June 6, 2003
In an earlier column this year I used that old line about how golf companies don’t actually sell equipment–they sell hope.
In Scratch, the great new addition to the Eddie Caminetti series, Troon McAllister takes that joke and runs with it. He shows how a remarkable amount of hype takes advantage of the nearly childlike hopes of millions of golfers (Rugged Land; $23.95 SRP).
Caminetti himself is an otherworldly hustler, as shown in the very funny first two books about him (The Green and The Foursome). Therefore, it was probably only a matter of time before Caminetti turned his attention to the business side of golf.
This time Caminetti has some help. A CalTech physicist named Norman Standish is a recognized genius, but he knows his work is primarily based on finding flaws in others’ theories. He’s a bit depressed about it, and one of his buddies decides to cheer him up by making Standish part of a foursome for a round of golf.
It’s a Eureka moment.
The two men meet, and Standish is just persistent enough to break through Caminetti’s suspicious nature. The two men then combine their considerable talents to take on the golf ball industry, especially the folks at Medalist, the 800-pound gorilla of golf ball market share.
It’s not a fair fight.
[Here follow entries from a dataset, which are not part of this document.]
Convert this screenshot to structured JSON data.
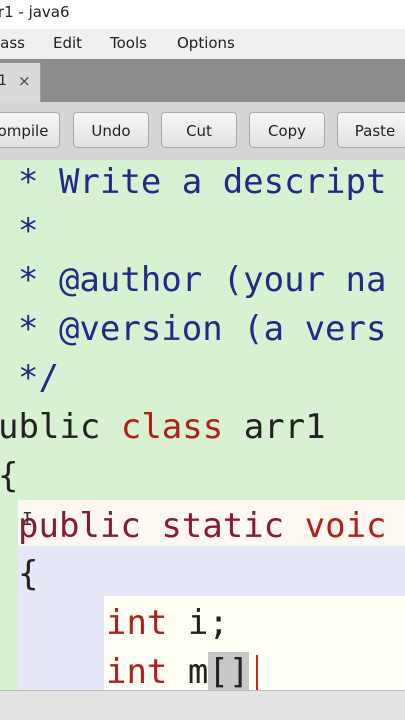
{
  "window": {
    "title": "rr1 - java6"
  },
  "menu": {
    "items": [
      "lass",
      "Edit",
      "Tools",
      "Options"
    ]
  },
  "tab": {
    "label": "1",
    "close": "×"
  },
  "toolbar": {
    "compile": "ompile",
    "undo": "Undo",
    "cut": "Cut",
    "copy": "Copy",
    "paste": "Paste"
  },
  "code": {
    "line1": "* Write a descript",
    "line2": "*",
    "line3": "* @author (your na",
    "line4": "* @version (a vers",
    "line5": "*/",
    "line6_kw1": "ublic",
    "line6_kw2": "class",
    "line6_name": "arr1",
    "line7": "{",
    "line8_kw1": "public",
    "line8_kw2": "static",
    "line8_kw3": "voic",
    "line9": "{",
    "line10_kw": "int",
    "line10_rest": "i;",
    "line11_kw": "int",
    "line11_rest": "m",
    "line11_sel": "[]"
  },
  "colors": {
    "editor_bg": "#d7f1d2",
    "keyword": "#b0201a",
    "comment": "#1f2b88",
    "tab_bar": "#8c8c8c"
  },
  "icons": {
    "text_cursor": "ibeam-cursor-icon"
  }
}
Caminetti and Standish use a form of marketing jujitsu to create an incredible response to their new Scratch golf ball. Unlike Medalist, they don’t spend a dime buying endorsements from touring pros, or flooding golf magazines and television with advertisements.
Instead, they use two basic techniques.
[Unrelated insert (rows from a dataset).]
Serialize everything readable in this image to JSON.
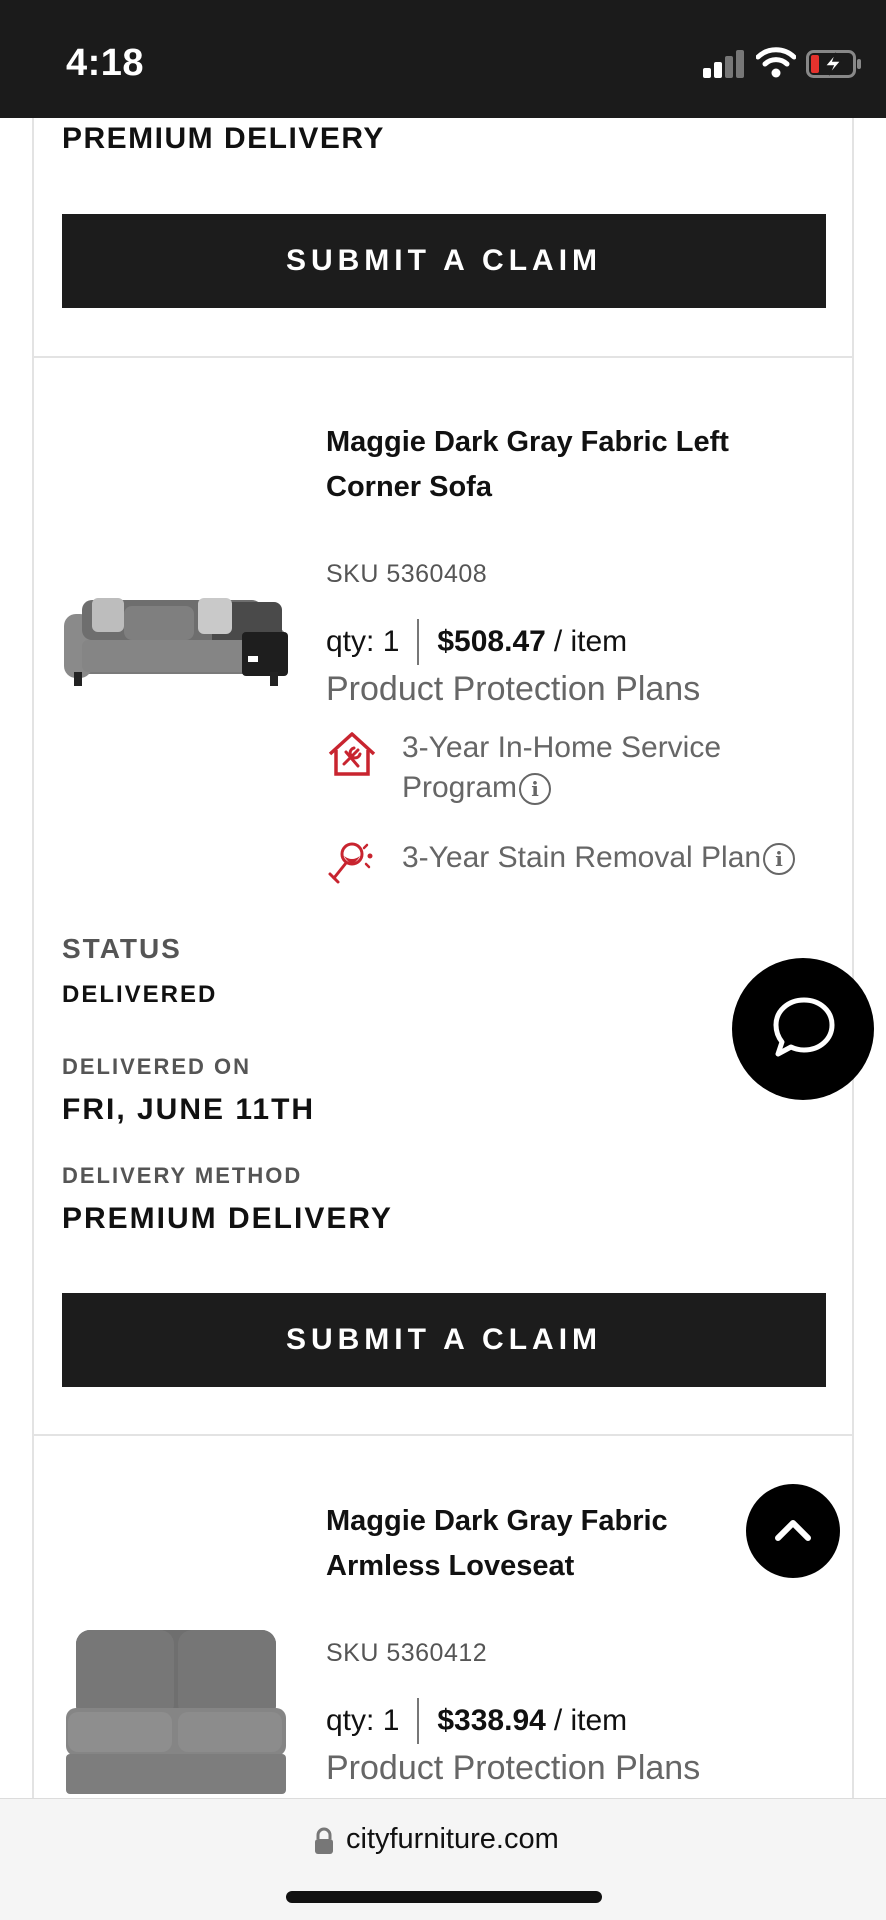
{
  "status_bar": {
    "time": "4:18"
  },
  "top_section": {
    "delivery_method_value": "PREMIUM DELIVERY",
    "claim_button": "SUBMIT A CLAIM"
  },
  "item1": {
    "title": "Maggie Dark Gray Fabric Left Corner Sofa",
    "sku": "SKU 5360408",
    "qty": "qty: 1",
    "price": "$508.47",
    "per_item": "/ item",
    "protection_header": "Product Protection Plans",
    "plans": [
      {
        "label": "3-Year In-Home Service Program",
        "icon": "home-service-icon"
      },
      {
        "label": "3-Year Stain Removal Plan",
        "icon": "stain-removal-icon"
      }
    ],
    "status_label": "STATUS",
    "status_value": "DELIVERED",
    "delivered_on_label": "DELIVERED ON",
    "delivered_on_value": "FRI, JUNE 11TH",
    "delivery_method_label": "DELIVERY METHOD",
    "delivery_method_value": "PREMIUM DELIVERY",
    "claim_button": "SUBMIT A CLAIM"
  },
  "item2": {
    "title": "Maggie Dark Gray Fabric Armless Loveseat",
    "sku": "SKU 5360412",
    "qty": "qty: 1",
    "price": "$338.94",
    "per_item": "/ item",
    "protection_header": "Product Protection Plans"
  },
  "browser": {
    "url": "cityfurniture.com"
  },
  "colors": {
    "button_bg": "#1c1c1c",
    "plan_icon": "#c8242f",
    "divider": "#e3e3e3"
  }
}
First, a single golf pro begins using their ball, and startles everyone with his meteoric rise in the standings. It’s Fat Albert Auberlain, Caminetti’s caddie during the Ryder Cup, in one of the nicely done plot carryovers from The Green.
Second, they price a dozen Scratch golf balls at an even $100, twice what Medalist charges for its premium ball line.
That’s about it. Boom goes the market.
After all, if the Scratch balls cost that much, they must be really good. And besides, look at how Auberlain is playing.
The stunning success of this new competitor drives the people at Medalist nuts. They try several schemes, but nothing seems to work. Every move they make is countered by more jujitsu from Caminetti and Standish. Finally, the company president makes a fatal move. He sues the Scratch Company.
Caminetti is nothing if not confident, and so he decides to represent himself.
The trial itself is hilarious, at least from my perspective as an attorney. There’s just no way it could ever be conducted the way McAllister portrays it, but that doesn’t matter. It’s a satire, after all, and I’m not looking for slavish adherence to federal court procedure.
One unlikely but comical courtroom event follows another, and the action then shifts to a round of golf at Augusta National. The company president thinks his long-time membership gives him an advantage. Somehow he forgets that Caminetti suggested the round as a way to settle the case, and what that means.
That was a mistake, of course.
Once again McAllister shows how well he can describe a round of golf in which way too much thinking goes on.
One of the running subplots in the book also bears mention. At several places the conversation turns to why golfers love their game with such intensity. A wide range of theories are suggested and dismissed as incomplete. As the book comes to a close, Caminetti finally offers up his own theory. It touches upon man’s characteristic search for signs of hope where he can, in a far broader context than the business of selling sporting goods.
Caminetti’s insight is well worth considering and adopting. It also shows that once again McAllister accomplished a primary goal of any good satire.